The Cahuilla women were experts in making baskets called a "nèat." The baskets made were especially fine. They were made of grass and were either twined or coiled. The colors that were chosen to decorate the baskets included dark yellow, rich red, white and black. The particular designs were selected to represent the world in which the Cahuilla People lived. They would include flowers, eagles, lightning and whirlwinds. In early times the baskets were put to multiple uses. They were used for storing, sifting and carrying food, carrying babies, roasting seeds and even cooking. Cahuilla women could weave a basket so tight it could be used to carry water. When used for cooking the baskets were filled with water and hot rocks were placed in the basket to bring the water to boil.
With the Europeans came metal. The Cahuilla People were soon exposed to such items as metal pots and pans, kettles, buckets and cans. There became less and less need for the Cahuilla basket and many women stopped making them. However, when more and more people started moving to the Coachella Valley, art collectors who valued the art and skill that went in to making a traditional Cahuilla basket, soon created a demand for them. Cahuilla women began once again to make them. This was good for the Cahuilla women as the demand provided a source of income that could be used in the new cash economy to purchase such commodities as sugar, coffee, cloth and other necessities.
What started out as an art created out of necessity, soon evolved into a form of expression.
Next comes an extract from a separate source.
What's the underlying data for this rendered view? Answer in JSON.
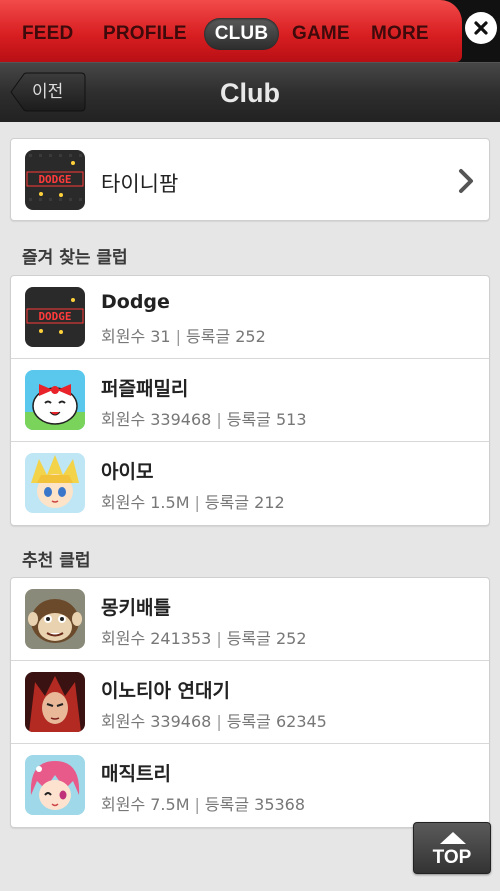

Cahuilla women would express themselves by the baskets they made. Each would create baskets that expressed both their skill and personality. The baskets that were created reflected the artist's creativity, imagination, design and organizational skills and, perhaps most of all, their patience.
For the Cahuilla People, living in a hot and dry desert environment, water has always been considered a precious natural resource essential for survival. Cahuilla villages were often located near a reliable water source such as a creek, a spring or hand-dug well. In the early years the Cahuilla were blessed with an underground aquifer that flourished with clean and pure water. So plentiful was the water that in some places artesian wells would form where the water would rise up to the surface without the need of pumping. The Desert Cahuilla were one of the few American Indian tribes to dig their own water wells. A few of these ancient wells still exist in the desert floor today. The Cahuilla called these wells "temakawomal" or "earth olla." These hand-dug wells descended in a series of stair-steps down into the earth. The wells were dug gradually as the water table lowered. Paths were dug deeper and deeper to maintain access to the water. This practice also provided animals with access to water to drink, thus assuring their continued presence.